Anti-Bullying Task Force
973-266-5950 ext. 2
Beginning with the September 2011-2012 school year, our school district / school has been conscientiously implementing the requirements found in the Anti-Bullying Bill of Rights. Gordon Parks Academy recognizes annually:
- The Week of Respect the first week of October
- School Violence Awareness Week the third week of October
- Peace Month from mid January to mid February
Gordon Parks Academy received a grade of 78 out of 78 for our efforts to address bullying (2021 - 2022). Gordon Parks Academy staff will continue their efforts to address bullying.
Anti-Bullying Task Force
Ms. D. Shorts, Social Worker & Anti-Bullying Specialist
Dr. S Alsbrook-Davis, Principal
Ms. T. Guyton, School Nurse
Ms. B. Georges, Child Study Team
Gordon Parks Academy Is A Bully Free Zone.....
So Treat Others The Way You Would Want To Be Treated!!!

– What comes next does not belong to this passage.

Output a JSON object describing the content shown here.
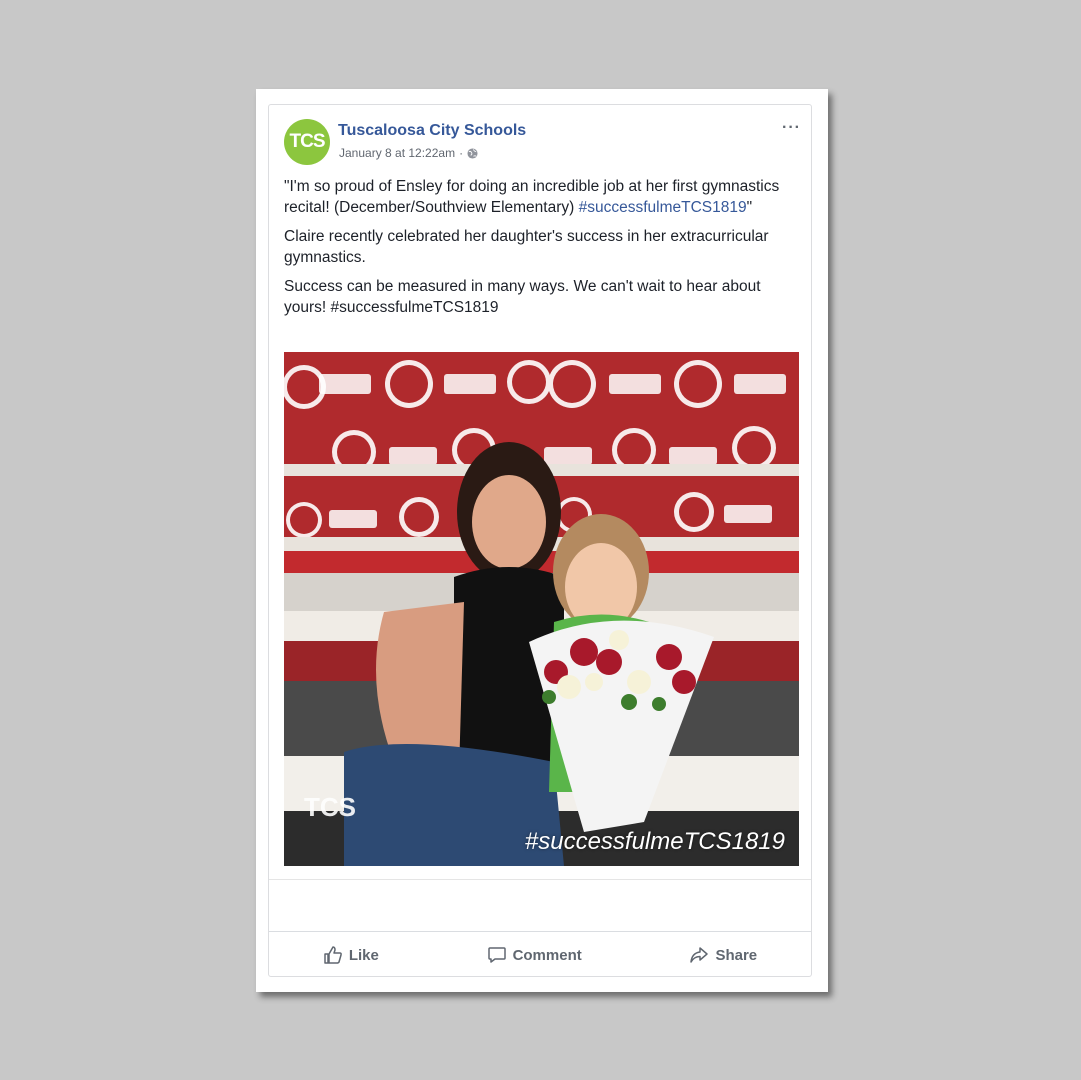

As of September 1, 2011 there is now a law, the Anti-Bullying Bill of Rights Act. It’s not just bullying, but harassment and intimidation also. Because this is a state mandate, the East Orange School District has changed its Code of Conduct for students and we have a new Harassment, Intimidation and Bullying Policy.
Ms. Shorts is the anti-bullying specialist for Gordon Parks Academy, and she is responsible for investigating all reported acts of harassment, intimidation, and bullying.

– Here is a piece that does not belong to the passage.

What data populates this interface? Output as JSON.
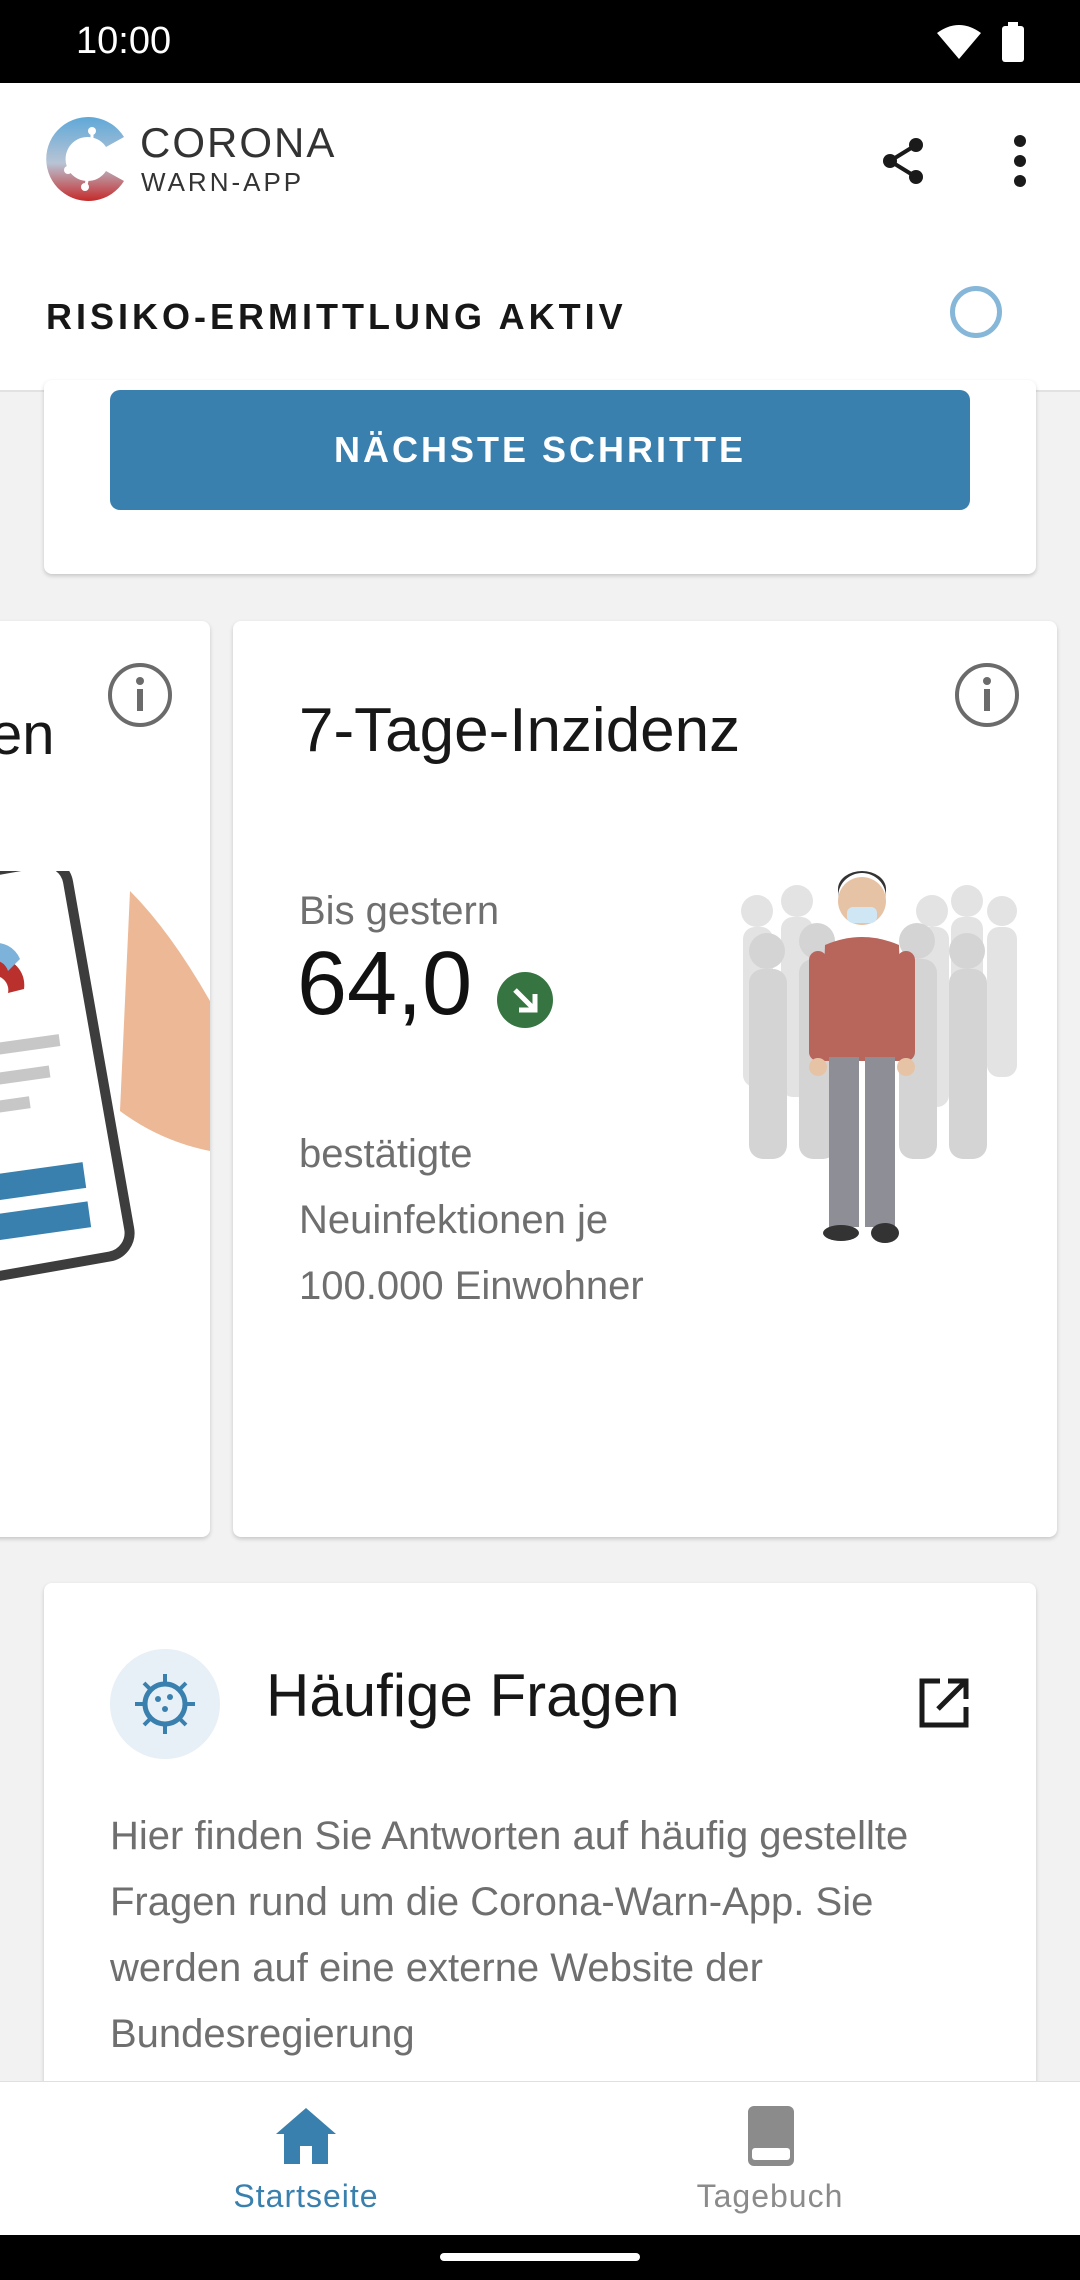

What is Bullying?
Bullying is essentially aggressive behavior that is intentional and that involves an imbalance of power or strength. Some examples of harassment, intimidation, and bullying are:
- Name calling
- Social Exclusion
- Sending insulting messages by email
Possible Signs of Bullying
- Comes home with torn, damaged, or missing pieces of clothing, books, or other belongings;
- Has unexplained cuts, bruises, and scratches;
- Has few, if any friends, with whom he or she spends time;
- Seems afraid of going to school, walking to and from school, riding the school bus, or taking part in organized activities;
- Takes a long, “illogical” route when walking to or from school;
- Has lost interest in school work or suddenly begins to do poorly in school;
- Appears sad, moody, teary, or depressed when he or she comes home;
- Complains frequently of headaches, stomachaches, or other physical ailments;
- Has trouble sleeping or has frequent bad dreams;
- Experiences a loss of appetite; or
- Appears anxious and suffers from low self-esteem.
What to do if you suspect that your child is being bullied?
If your child shows any of these signs, this does not necessarily mean that he or she is being bullied, but it is a possibility worth exploring.
- Talk with your child. Tell your child that you are concerned and that you’d like to help.
- Talk with staff at your child’s school. Call or set up an appointment to talk with your child’s teacher.
What to do if my child is bullying others?
- Make it clear to your child that you take bullying seriously and that you will not tolerate this behavior.
- Develop clear and consistent rules within your family for your children’s behavior.
- Spend more time with your child and carefully supervise and monitor his or her activities.
- Build on your child’s talents by encouraging him or her to get involved in pro-social activities.
- Share your concerns with your child’s teacher, counselor, or principal.
- If you or your child needs additional help, talk with a school counselor or mental health professional.